When it costs more to travel to the airport than it does subsequently to fly off to sunnier climes, something must be a little skew-iff!
However, after over a half a century of easier and cheaper flights, there has developed a sense of entitlement to such opportunities for travel. A presumption, the denial of which would cause people to feel aggrieved, regardless of the fact that such possibilities are a relatively recent development, undreamt of in earlier generations. The vast majority of people feel they could no more do without their fortnight of fun in the sun than they could water, oxygen, food or, say, a double soya no foam decaf lattè.
So, how do we move forward, past indolence and indignation?
The only method certain to achieve its goals is to take away the responsibility from the individual, much as it may sit ill with the British psyche. A universal carbon tax, which reflects the true cost, is the answer. Hitting people’s wallets, and showing separately how much the carbon which their activities generate costs them in cold, hard cash, would be guaranteed to reduce emissions. After all, you’re less likely to make those unnecessary trips if you look at the price and think:
“How MUCH”!?
Mar 062010

Canada Dry, by Adam Highway

“We hold these truths to be self-evident, that all men are created equal.”
Even the framers of that oft-quoted document didn’t really believe what they had written, or at least, not in the way that we today would. So what DOES equality actually mean? Is it a fluid, evolving, abstract thing, whose nature changes over time? Or is it an absolute, an ideal towards which we grope, blindly and optimistically? Are we destined always to live in some Orwellian dystopia, in which all are equal, but some are more equal than others?
Probably not, but it’s a thought!
Do we even want equality? After all, to be equal to is to be the same as something; perhaps we ought to strive rather for parity, or even more prosaically, fairness? Equity rather than equality? Or do we instead accept that equality has come to mean something other than its etymology would suggest, and that this is a commonly agreed and understood meaning? Probably the latter – after all, equality is also the goal between the sexes, though nobody is likely to consider men and women to be the same. (Unless very drunk!)
For my part, I know what I mean by equality. It means a world in which there is no country where it is illegal for my partner and me to share a bed. It means a world in which religious tolerance no longer means sexual intolerance. It means a world in which no person ever has to stop to think whether it is safe, before holding the hand of, or kissing, the person they love. It means a world in which, when Stephen Gately died, Jan Moir’s article, if even written, would have been regarded as, at best, the peddling of prurient and salacious gossip, and at worst as unacceptably insensitive, rude, inappropriate and utterly beyond the pale.
It means, I suppose, a world in which such well-intentioned documents as the Canadian Charter of Rights and Freedoms, the United States’ Bill of Rights, the United Kingdom’s Equality Act and the European Convention on Human Rights are considered outdated.
Equality will finally come when we no longer need anti-discrimination legislation, because the attitudes which they exist to combat have become archaic, and utterly unimaginable.
Equality isn’t being told that you can’t think, say or do something “wrong”. Equality is when nobody would even want to think, say or do that something in the first place.

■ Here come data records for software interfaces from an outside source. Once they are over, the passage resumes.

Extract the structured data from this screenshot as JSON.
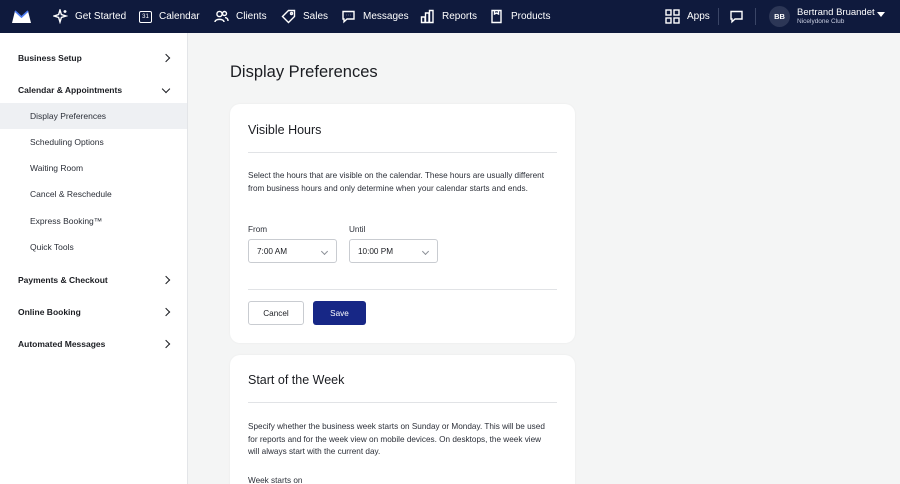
{
  "nav": {
    "items": [
      {
        "label": "Get Started",
        "icon": "sparkle-icon"
      },
      {
        "label": "Calendar",
        "icon": "calendar-icon"
      },
      {
        "label": "Clients",
        "icon": "clients-icon"
      },
      {
        "label": "Sales",
        "icon": "tag-icon"
      },
      {
        "label": "Messages",
        "icon": "chat-icon"
      },
      {
        "label": "Reports",
        "icon": "chart-icon"
      },
      {
        "label": "Products",
        "icon": "box-icon"
      }
    ],
    "calendar_day": "31",
    "apps_label": "Apps",
    "user": {
      "initials": "BB",
      "name": "Bertrand Bruandet",
      "business": "Nicelydone Club"
    }
  },
  "sidebar": {
    "sections": [
      {
        "label": "Business Setup"
      },
      {
        "label": "Calendar & Appointments"
      },
      {
        "label": "Payments & Checkout"
      },
      {
        "label": "Online Booking"
      },
      {
        "label": "Automated Messages"
      }
    ],
    "sub_items": [
      {
        "label": "Display Preferences"
      },
      {
        "label": "Scheduling Options"
      },
      {
        "label": "Waiting Room"
      },
      {
        "label": "Cancel & Reschedule"
      },
      {
        "label": "Express Booking™"
      },
      {
        "label": "Quick Tools"
      }
    ]
  },
  "page": {
    "title": "Display Preferences",
    "visible_hours": {
      "title": "Visible Hours",
      "description": "Select the hours that are visible on the calendar. These hours are usually different from business hours and only determine when your calendar starts and ends.",
      "from_label": "From",
      "from_value": "7:00 AM",
      "until_label": "Until",
      "until_value": "10:00 PM",
      "cancel_label": "Cancel",
      "save_label": "Save"
    },
    "week_start": {
      "title": "Start of the Week",
      "description": "Specify whether the business week starts on Sunday or Monday. This will be used for reports and for the week view on mobile devices. On desktops, the week view will always start with the current day.",
      "field_label": "Week starts on"
    }
  },
  "colors": {
    "nav_bg": "#0f1a3d",
    "accent": "#172786",
    "page_bg": "#f4f5f5"
  }
}
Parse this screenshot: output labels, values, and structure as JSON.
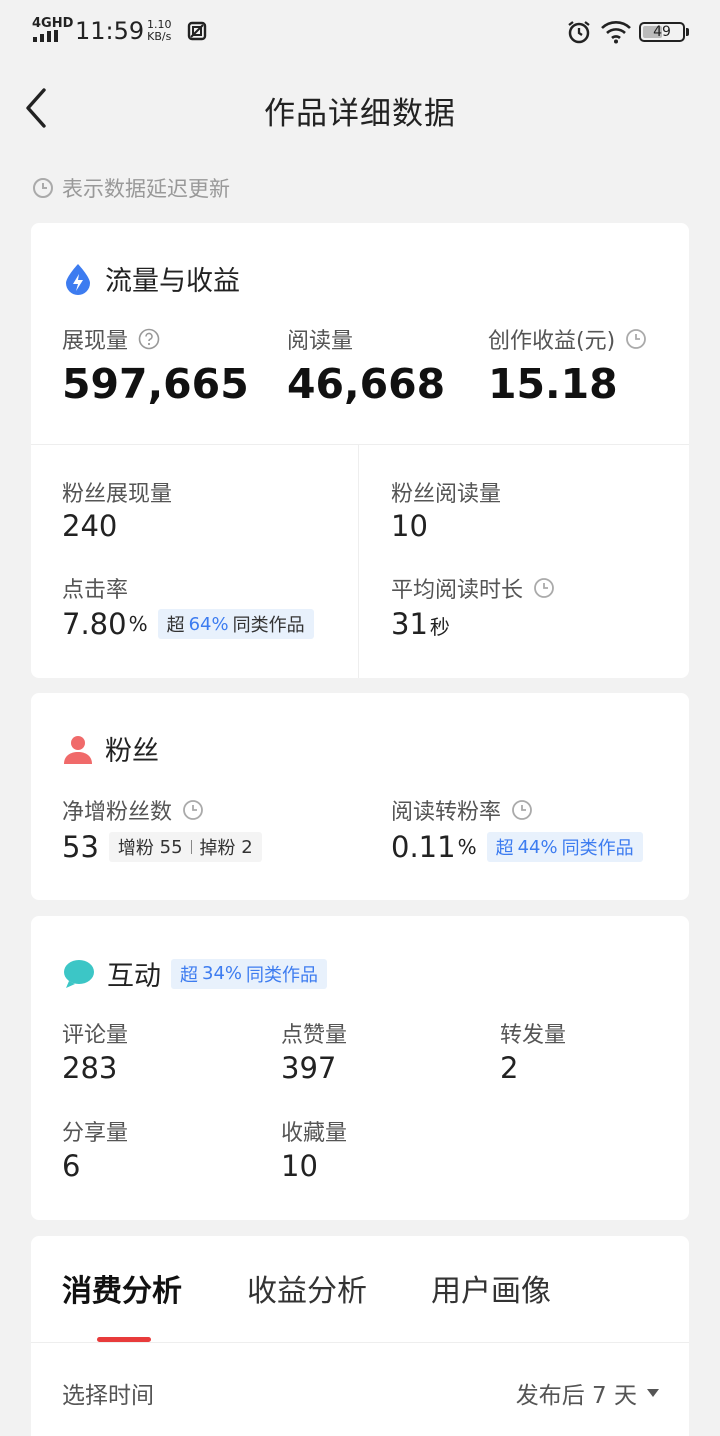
{
  "status_bar": {
    "network": "4GHD",
    "time": "11:59",
    "speed_value": "1.10",
    "speed_unit": "KB/s",
    "battery": "49"
  },
  "nav": {
    "title": "作品详细数据"
  },
  "notice": "表示数据延迟更新",
  "traffic": {
    "title": "流量与收益",
    "impressions_label": "展现量",
    "impressions": "597,665",
    "reads_label": "阅读量",
    "reads": "46,668",
    "earnings_label": "创作收益(元)",
    "earnings": "15.18",
    "fan_impressions_label": "粉丝展现量",
    "fan_impressions": "240",
    "fan_reads_label": "粉丝阅读量",
    "fan_reads": "10",
    "ctr_label": "点击率",
    "ctr": "7.80",
    "ctr_unit": "%",
    "ctr_tag_prefix": "超",
    "ctr_tag_value": "64%",
    "ctr_tag_suffix": "同类作品",
    "avg_time_label": "平均阅读时长",
    "avg_time": "31",
    "avg_time_unit": "秒"
  },
  "fans": {
    "title": "粉丝",
    "net_label": "净增粉丝数",
    "net": "53",
    "gain_label": "增粉",
    "gain": "55",
    "loss_label": "掉粉",
    "loss": "2",
    "conv_label": "阅读转粉率",
    "conv": "0.11",
    "conv_unit": "%",
    "conv_tag_prefix": "超",
    "conv_tag_value": "44%",
    "conv_tag_suffix": "同类作品"
  },
  "interaction": {
    "title": "互动",
    "tag_prefix": "超",
    "tag_value": "34%",
    "tag_suffix": "同类作品",
    "comments_label": "评论量",
    "comments": "283",
    "likes_label": "点赞量",
    "likes": "397",
    "reposts_label": "转发量",
    "reposts": "2",
    "shares_label": "分享量",
    "shares": "6",
    "favorites_label": "收藏量",
    "favorites": "10"
  },
  "tabs": {
    "items": [
      "消费分析",
      "收益分析",
      "用户画像"
    ],
    "time_label": "选择时间",
    "time_value": "发布后 7 天"
  },
  "colors": {
    "accent_blue": "#3d7cf0",
    "tab_indicator": "#e83b3b",
    "fans_icon": "#f06a6a",
    "interaction_icon": "#3cc6c6"
  }
}
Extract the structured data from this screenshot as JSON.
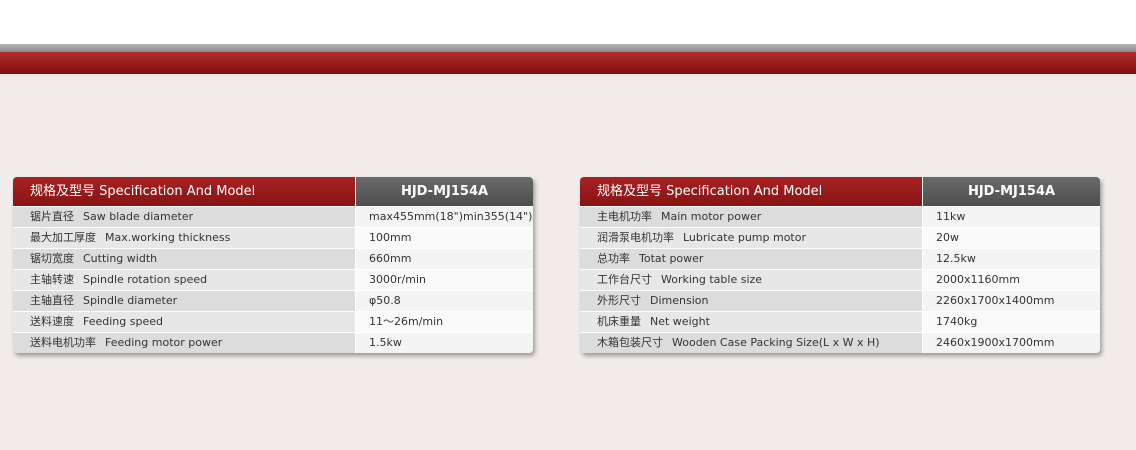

From – March 2010

Canada Dry March 2010

Feb 262010

Well, ok, it’s not ACTUALLY our birthday, but I just noticed that it was a this month last year that we first put our site online, and became adamandwouter rather than Adam and Wouter; an eventful year in many ways, and one which flew by in others. Strange and sad occurrences, and some good things too. I know this sort of retrospective is more common either at new year or on an actual birthday, but sod it, it’s my website! :p